George came from a family of newspapermen, with a father, Chas, an uncle Len, and a brother, Dick in the trade before him. George was a journalist in Sydney for more than half a century and in his time, he was a sub-editor, a London correspondent, a Chief of staff, a cadet trainer and editor of Column 8 at Fairfax newspapers. But George Richards would help change newspapers forever, introducing computer systems which would revolutionise journalism culture. More…
eJournalist celebrates eleven years of publishing with an all women’s edition which examines communications culture.
The online journal, which is recognised by the Australian Research Council, provides free, open access to academic research. It aims to provide a global platform and a source for intellectuals interested in the future of journalism and communications.
Australia’s most prestigious newspaper group, Fairfax Media, this week moved to sack about eighty experienced sub-editors to outsource production and cut costs. The move followed share price falls resulting from from weak advertising markets, currency fluctuations and the impact of the internet on readership. It may have long term implications for the journalism culture which has sustained quality Fairfax newspapers.

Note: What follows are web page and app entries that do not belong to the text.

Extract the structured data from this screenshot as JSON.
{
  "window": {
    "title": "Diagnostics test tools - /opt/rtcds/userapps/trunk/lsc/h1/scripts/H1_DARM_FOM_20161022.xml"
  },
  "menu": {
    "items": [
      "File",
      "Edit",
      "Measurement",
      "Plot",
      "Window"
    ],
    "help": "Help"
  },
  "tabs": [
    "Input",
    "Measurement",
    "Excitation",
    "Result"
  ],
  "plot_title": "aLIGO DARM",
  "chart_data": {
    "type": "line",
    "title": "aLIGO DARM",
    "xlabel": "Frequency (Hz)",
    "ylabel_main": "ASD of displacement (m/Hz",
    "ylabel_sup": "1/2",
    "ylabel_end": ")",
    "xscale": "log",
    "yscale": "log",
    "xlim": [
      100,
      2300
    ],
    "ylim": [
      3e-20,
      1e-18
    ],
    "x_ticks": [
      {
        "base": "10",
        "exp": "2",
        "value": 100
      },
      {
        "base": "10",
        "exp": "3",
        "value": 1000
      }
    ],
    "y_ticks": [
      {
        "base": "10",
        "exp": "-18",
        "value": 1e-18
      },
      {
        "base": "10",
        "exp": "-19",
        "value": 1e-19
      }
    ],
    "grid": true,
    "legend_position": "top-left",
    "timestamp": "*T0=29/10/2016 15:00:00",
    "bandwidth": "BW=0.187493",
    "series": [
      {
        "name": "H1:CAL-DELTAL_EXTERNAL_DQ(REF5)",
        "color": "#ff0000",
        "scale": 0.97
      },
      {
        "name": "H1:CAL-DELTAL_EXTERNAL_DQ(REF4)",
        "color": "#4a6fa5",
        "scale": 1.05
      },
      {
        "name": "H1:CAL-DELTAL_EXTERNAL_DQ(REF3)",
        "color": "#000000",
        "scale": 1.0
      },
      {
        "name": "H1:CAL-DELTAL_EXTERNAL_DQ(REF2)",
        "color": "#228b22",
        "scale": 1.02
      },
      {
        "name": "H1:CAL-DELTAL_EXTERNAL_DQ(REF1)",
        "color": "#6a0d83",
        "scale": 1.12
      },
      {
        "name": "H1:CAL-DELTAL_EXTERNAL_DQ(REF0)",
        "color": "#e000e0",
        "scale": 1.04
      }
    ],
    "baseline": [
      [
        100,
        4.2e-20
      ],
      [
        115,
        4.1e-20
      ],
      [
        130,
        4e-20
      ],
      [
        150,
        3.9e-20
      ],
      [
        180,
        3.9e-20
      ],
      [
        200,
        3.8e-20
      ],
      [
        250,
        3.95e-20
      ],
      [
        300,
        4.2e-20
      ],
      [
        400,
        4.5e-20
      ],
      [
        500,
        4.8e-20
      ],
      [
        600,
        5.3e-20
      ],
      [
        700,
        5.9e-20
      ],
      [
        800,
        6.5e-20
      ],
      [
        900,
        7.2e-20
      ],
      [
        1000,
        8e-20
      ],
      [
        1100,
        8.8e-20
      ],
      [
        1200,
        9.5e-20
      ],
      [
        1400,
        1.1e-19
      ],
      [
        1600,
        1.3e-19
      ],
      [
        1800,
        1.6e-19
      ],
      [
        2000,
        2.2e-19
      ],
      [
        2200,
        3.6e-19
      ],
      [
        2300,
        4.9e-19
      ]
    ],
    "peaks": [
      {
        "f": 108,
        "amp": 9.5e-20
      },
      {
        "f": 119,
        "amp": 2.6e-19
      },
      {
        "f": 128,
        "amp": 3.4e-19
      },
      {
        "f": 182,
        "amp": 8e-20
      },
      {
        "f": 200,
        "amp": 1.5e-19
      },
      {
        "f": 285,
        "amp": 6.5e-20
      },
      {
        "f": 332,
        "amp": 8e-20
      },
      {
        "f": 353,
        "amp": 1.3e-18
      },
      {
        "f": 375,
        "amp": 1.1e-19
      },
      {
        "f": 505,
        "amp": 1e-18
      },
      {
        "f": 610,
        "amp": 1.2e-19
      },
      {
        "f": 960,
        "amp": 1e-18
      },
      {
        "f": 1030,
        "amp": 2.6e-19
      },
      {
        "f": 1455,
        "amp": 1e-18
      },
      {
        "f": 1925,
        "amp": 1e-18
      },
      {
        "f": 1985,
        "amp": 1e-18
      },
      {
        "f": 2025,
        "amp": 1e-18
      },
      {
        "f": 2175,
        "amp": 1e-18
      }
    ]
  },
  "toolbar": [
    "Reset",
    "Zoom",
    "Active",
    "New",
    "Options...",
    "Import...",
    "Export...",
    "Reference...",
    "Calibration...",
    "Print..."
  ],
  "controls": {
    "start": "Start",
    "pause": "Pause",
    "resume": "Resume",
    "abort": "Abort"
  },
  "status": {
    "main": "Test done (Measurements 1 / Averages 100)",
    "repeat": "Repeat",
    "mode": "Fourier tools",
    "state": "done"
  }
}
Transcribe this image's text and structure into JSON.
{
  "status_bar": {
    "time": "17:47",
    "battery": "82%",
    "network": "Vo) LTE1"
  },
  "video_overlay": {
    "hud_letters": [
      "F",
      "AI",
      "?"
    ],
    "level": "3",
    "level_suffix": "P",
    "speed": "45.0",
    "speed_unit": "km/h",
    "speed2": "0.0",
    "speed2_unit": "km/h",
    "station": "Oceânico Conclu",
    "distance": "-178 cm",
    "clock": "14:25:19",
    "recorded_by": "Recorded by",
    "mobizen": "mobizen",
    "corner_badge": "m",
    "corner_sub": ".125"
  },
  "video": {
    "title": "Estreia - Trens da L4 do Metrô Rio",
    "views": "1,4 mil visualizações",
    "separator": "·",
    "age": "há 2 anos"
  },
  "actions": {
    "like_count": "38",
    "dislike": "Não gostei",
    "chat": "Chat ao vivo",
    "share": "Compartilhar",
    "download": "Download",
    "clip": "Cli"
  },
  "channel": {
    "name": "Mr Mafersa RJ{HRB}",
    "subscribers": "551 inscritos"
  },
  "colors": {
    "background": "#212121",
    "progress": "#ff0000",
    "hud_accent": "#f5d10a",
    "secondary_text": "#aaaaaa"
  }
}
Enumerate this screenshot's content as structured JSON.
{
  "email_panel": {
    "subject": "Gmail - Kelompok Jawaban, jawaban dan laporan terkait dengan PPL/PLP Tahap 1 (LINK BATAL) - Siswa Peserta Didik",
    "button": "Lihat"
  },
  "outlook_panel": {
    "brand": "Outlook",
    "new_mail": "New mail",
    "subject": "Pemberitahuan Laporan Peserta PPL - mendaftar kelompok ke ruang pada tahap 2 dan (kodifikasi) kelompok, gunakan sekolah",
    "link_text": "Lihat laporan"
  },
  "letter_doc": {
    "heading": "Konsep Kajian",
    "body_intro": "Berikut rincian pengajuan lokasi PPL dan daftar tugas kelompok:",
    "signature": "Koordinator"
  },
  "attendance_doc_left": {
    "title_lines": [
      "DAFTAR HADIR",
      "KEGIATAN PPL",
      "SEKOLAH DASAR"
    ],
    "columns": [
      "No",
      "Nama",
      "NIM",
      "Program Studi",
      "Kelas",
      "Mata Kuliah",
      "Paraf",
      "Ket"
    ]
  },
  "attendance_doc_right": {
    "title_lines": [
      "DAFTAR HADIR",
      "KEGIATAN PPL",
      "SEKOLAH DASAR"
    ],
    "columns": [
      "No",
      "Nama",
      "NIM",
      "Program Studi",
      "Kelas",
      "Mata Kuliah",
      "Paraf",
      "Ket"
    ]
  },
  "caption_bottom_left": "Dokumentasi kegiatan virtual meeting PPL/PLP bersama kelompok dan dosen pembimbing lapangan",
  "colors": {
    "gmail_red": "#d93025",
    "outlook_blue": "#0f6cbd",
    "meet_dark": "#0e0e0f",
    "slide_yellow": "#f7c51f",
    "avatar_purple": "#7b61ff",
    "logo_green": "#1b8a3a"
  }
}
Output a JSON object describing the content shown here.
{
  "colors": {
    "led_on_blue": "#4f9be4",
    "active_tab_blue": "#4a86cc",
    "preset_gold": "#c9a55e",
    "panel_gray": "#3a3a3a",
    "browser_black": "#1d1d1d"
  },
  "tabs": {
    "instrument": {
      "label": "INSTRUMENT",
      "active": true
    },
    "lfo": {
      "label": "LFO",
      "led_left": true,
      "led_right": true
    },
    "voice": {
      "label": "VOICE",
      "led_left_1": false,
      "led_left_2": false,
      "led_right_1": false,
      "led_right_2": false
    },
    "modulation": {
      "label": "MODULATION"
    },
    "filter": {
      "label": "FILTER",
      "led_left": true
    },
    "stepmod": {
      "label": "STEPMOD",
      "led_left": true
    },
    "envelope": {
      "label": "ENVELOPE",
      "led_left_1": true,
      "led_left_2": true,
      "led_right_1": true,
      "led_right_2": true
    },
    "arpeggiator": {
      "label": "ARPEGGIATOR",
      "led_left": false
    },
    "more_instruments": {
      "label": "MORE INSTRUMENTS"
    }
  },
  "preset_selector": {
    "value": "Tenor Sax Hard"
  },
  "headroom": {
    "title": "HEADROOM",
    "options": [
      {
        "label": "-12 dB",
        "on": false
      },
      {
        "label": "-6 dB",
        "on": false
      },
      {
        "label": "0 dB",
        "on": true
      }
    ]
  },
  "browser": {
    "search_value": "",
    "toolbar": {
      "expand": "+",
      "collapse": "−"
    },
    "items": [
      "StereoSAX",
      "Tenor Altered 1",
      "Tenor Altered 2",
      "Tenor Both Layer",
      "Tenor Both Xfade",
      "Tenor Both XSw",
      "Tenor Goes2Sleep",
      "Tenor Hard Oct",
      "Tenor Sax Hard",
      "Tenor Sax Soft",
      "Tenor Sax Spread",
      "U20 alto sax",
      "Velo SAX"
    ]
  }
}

Newspapers, like the automatic wrist watch or the big gun battleship, were inventions of the mechanical age. Journalists were at the front end of an information assembly line where reporters collected the raw materials, sub-editors refined it, lay out staff boilerplated the words together and printers manufactured the industrial out put. Newspapers were called “the daily miracle”.